Introduction: Scleredema is a rare connective-tissue disorder characterized by diffuse, non-pitting induration of the skin. Scleredema is divided into three types. Pathogenesis is largely unknown. We present a case of a 56-year-old woman with non insulin-dependent diabetes mellitus who presented with a progressive history of thickening of the skin on her back.
Case report: A 56-year-old woman, suffered from type 2 diabetes diagnosed 15 years ago, presented with complaints of painless, progressive hardening of her upper back present for years. Recently, she was diagnosed of incipient nephropathy, high systolic blood pressure, and retinal hard exudates close to the macula treated with laser photocoagulation. Physical examination revealed a symmetrical, erythematous, indurated plaque with indistinct borders involving her posterior neck and upper back. Slightly restriction in range of motion of the shoulders and neck was noted. Her body mass index (BMI) was of 33.1 kg/m2.The punch biopsy of the skin on her back showed an increased amount of interstitial colloidal iron with positive mucin consistent with scleredema.These features supported the diagnosis of scleredema diabeticorum. Our patient was asymptomatic and described mild restriction in movement. To our knowledge, her diabetes mellitus was controlled with subcutaneous insulin injections and diet.

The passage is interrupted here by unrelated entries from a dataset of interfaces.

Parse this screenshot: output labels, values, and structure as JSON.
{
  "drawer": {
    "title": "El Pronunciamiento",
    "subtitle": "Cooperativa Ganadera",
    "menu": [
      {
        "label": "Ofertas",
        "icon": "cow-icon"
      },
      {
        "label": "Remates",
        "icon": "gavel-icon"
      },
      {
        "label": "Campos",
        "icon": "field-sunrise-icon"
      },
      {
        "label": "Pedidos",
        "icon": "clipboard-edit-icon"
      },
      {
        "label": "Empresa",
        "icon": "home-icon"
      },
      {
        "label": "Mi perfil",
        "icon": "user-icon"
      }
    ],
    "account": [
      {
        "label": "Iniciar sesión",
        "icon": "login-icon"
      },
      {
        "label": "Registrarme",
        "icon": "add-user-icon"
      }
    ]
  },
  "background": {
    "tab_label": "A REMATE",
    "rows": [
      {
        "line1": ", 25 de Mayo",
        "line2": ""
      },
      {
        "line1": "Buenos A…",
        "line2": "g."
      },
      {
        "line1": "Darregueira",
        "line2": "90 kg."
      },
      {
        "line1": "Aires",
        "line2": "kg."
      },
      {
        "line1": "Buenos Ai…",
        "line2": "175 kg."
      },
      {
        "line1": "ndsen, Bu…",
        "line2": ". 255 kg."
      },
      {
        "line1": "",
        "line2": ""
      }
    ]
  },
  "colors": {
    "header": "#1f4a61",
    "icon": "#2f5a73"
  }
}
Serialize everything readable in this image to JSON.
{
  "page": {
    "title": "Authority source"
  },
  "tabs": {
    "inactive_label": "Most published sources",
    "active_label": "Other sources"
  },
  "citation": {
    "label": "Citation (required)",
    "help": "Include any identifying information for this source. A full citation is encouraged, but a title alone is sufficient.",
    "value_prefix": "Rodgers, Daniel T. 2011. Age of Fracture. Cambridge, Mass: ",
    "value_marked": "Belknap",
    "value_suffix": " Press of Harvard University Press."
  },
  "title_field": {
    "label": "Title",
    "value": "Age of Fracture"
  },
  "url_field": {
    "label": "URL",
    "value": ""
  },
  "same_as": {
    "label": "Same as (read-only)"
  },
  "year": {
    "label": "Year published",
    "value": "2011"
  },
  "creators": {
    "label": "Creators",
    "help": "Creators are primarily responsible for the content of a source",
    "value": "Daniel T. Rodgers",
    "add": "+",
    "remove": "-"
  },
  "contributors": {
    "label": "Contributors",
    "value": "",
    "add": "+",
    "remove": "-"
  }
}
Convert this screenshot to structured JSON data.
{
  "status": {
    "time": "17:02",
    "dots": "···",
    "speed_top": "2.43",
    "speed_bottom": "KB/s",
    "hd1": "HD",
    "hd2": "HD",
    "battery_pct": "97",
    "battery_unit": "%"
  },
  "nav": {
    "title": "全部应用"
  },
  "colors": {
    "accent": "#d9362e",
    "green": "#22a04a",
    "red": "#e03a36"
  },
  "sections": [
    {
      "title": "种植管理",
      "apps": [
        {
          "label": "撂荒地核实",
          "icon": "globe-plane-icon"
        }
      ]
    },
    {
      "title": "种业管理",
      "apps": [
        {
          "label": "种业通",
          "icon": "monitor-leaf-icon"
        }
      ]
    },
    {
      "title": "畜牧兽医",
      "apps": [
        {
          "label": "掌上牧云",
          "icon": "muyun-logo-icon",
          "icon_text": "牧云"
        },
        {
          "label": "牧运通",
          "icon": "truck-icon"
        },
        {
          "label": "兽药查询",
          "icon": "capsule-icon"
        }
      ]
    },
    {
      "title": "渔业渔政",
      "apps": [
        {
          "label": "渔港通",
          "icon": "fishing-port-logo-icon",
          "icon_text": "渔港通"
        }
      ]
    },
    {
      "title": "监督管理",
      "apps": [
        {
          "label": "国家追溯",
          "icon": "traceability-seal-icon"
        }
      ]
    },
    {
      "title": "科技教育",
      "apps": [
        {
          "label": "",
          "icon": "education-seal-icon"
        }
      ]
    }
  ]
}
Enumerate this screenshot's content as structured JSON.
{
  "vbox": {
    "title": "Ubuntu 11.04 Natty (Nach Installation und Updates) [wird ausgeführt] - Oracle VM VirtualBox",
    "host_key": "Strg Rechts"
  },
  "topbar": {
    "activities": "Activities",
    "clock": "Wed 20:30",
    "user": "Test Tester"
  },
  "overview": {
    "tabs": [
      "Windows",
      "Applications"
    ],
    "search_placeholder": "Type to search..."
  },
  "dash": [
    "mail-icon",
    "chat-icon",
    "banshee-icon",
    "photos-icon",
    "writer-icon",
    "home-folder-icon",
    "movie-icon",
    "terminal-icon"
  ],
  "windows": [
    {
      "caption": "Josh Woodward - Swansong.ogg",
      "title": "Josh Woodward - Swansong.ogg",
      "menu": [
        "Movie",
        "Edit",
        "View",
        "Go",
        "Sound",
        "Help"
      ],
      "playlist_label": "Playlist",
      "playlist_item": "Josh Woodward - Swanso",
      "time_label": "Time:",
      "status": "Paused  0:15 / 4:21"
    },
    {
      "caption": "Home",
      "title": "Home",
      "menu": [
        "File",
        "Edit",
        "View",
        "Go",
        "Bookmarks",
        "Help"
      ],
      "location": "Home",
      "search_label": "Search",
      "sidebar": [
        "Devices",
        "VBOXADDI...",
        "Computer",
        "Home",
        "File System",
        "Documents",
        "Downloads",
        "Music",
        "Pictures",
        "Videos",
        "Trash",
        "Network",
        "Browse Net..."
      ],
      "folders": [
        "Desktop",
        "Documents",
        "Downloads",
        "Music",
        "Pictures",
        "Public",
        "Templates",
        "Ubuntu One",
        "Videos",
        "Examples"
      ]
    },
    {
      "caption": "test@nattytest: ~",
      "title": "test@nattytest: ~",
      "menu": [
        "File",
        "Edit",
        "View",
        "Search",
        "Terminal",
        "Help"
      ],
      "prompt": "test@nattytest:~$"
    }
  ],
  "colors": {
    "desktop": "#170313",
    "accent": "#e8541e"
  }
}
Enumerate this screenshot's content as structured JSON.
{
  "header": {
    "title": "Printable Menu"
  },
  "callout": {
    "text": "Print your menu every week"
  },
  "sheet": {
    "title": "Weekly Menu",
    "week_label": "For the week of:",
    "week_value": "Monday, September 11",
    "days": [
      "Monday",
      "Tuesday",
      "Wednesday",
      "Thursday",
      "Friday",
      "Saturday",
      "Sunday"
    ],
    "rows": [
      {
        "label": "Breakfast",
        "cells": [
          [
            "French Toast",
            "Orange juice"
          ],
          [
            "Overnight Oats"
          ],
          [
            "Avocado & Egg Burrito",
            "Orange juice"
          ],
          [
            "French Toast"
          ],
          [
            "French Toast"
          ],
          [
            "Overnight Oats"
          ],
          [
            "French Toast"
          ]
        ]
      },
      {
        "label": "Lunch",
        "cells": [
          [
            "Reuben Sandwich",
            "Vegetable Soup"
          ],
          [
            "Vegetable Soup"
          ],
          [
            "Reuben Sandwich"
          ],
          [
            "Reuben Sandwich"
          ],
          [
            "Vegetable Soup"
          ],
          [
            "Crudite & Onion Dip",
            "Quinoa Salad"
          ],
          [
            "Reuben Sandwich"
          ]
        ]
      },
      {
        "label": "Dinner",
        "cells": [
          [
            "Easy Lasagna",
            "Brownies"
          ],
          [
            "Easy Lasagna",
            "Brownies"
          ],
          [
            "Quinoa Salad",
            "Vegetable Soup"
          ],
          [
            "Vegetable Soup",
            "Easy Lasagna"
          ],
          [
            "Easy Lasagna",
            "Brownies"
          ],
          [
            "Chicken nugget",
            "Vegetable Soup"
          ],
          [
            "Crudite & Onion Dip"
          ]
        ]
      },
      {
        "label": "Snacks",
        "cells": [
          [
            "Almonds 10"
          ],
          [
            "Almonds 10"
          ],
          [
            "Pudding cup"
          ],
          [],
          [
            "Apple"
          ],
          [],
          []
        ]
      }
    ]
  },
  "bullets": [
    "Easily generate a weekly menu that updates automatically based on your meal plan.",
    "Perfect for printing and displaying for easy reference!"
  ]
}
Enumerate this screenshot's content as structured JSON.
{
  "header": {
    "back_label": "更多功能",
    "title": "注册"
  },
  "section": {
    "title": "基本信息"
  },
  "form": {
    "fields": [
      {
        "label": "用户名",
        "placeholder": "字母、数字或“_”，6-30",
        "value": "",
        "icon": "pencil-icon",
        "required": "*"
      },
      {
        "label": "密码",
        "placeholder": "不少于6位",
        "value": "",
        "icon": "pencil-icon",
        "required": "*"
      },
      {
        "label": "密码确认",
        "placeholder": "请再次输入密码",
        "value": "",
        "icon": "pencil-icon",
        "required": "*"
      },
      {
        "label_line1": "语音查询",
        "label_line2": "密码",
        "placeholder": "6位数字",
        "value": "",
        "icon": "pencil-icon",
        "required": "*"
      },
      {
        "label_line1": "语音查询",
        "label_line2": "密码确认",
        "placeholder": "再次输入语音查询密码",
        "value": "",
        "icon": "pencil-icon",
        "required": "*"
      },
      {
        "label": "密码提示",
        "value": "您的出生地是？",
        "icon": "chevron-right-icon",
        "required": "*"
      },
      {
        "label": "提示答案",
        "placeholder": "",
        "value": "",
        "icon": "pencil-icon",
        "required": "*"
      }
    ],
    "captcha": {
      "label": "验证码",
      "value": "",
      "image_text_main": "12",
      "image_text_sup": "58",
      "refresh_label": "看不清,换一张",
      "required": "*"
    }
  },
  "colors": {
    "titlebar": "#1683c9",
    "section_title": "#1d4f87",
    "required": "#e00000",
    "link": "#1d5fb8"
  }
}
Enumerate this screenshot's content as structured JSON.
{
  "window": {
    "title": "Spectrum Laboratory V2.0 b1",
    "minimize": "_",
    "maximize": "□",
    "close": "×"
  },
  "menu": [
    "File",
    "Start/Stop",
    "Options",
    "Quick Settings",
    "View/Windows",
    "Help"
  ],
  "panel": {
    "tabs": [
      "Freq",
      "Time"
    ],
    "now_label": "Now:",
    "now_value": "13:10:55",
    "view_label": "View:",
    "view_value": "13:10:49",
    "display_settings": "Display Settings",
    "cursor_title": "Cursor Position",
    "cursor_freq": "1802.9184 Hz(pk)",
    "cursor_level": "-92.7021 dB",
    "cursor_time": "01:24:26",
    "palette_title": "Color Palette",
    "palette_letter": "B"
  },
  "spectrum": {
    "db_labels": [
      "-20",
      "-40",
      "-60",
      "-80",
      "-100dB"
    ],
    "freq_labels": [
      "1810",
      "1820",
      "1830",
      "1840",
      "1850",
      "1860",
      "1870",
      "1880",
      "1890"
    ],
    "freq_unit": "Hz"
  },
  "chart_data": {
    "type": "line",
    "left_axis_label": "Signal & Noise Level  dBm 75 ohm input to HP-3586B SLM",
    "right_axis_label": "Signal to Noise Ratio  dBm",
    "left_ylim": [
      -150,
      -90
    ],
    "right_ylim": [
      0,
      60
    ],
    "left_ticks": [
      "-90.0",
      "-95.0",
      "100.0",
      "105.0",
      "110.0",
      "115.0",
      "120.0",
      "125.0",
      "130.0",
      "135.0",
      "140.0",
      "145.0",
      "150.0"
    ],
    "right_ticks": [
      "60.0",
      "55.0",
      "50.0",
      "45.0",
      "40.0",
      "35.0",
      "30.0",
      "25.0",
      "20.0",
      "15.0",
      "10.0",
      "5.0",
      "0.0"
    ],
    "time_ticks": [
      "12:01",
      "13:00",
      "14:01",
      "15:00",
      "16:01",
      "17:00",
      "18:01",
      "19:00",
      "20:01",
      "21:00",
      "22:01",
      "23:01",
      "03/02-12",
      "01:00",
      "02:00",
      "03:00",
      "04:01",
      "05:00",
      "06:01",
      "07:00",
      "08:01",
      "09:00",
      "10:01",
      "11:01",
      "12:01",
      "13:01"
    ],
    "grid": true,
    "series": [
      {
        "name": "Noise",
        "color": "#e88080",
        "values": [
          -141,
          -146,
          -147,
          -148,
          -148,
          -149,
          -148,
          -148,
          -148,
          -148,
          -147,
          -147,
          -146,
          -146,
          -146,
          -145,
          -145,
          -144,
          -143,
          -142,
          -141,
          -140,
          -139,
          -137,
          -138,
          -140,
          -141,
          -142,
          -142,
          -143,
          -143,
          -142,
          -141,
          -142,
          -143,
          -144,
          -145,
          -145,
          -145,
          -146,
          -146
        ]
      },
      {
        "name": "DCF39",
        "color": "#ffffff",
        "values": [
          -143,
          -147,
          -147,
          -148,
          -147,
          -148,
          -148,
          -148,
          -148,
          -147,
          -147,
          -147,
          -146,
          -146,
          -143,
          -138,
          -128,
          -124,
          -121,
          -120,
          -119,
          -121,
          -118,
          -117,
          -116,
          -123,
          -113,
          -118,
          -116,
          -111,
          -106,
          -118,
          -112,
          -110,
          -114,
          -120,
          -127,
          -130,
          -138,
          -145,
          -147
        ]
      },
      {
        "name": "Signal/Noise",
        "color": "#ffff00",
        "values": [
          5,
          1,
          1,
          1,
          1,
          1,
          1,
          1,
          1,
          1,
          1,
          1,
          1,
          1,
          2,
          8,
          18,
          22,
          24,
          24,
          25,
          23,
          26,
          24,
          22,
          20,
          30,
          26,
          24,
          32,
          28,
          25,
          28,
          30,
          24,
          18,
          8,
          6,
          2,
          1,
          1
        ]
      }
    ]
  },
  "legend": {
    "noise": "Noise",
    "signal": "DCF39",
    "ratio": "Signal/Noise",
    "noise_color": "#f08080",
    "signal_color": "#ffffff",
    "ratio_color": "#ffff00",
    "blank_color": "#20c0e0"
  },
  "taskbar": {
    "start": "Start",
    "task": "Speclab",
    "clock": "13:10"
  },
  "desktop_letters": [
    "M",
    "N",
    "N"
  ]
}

Discussion: Scleredema is a rare condition of unknown pathogenesis. It is characterized by symmetrical, non-pitting hardening and induration of the skin, most commonly seen on the upper back, shoulder and neck, due to excessive increase in mucin deposition between the thickened and broadened collagen bundles. In rare occasions, the disease involves the face, arms, and the rest of the trunk, but not the hands and the feet that may decrease the mobility of the affected tissues. Scleredema is classically divided into three types, distinguished by their associations with infection, monoclonal gammopathy, and diabetes mellitus (scleredema diabeticorum).The third type occurs primarily in obese, middle-aged men with a long history of diabetes mellitus, as seen in the patient described here. It may be referred to as scleredema diabeticorum.Although scleredema may be diagnosed clinically, diagnostic confirmation may be obtained with a tissue biopsy. Treatment of scleredema is challenging. In scleredema diabeticorum, it is judicious to advise control of blood glucose as a first step in treatment, although a relationship between glucose control and improvement in scleredema has not been firmly established.
Conclusion: The frequency of scleredema diabeticorum is underestimated. In most cases, scleredema diabeticorum is a self-limited, benign condition.
18 - 21 May 2019
European Society of Endocrinology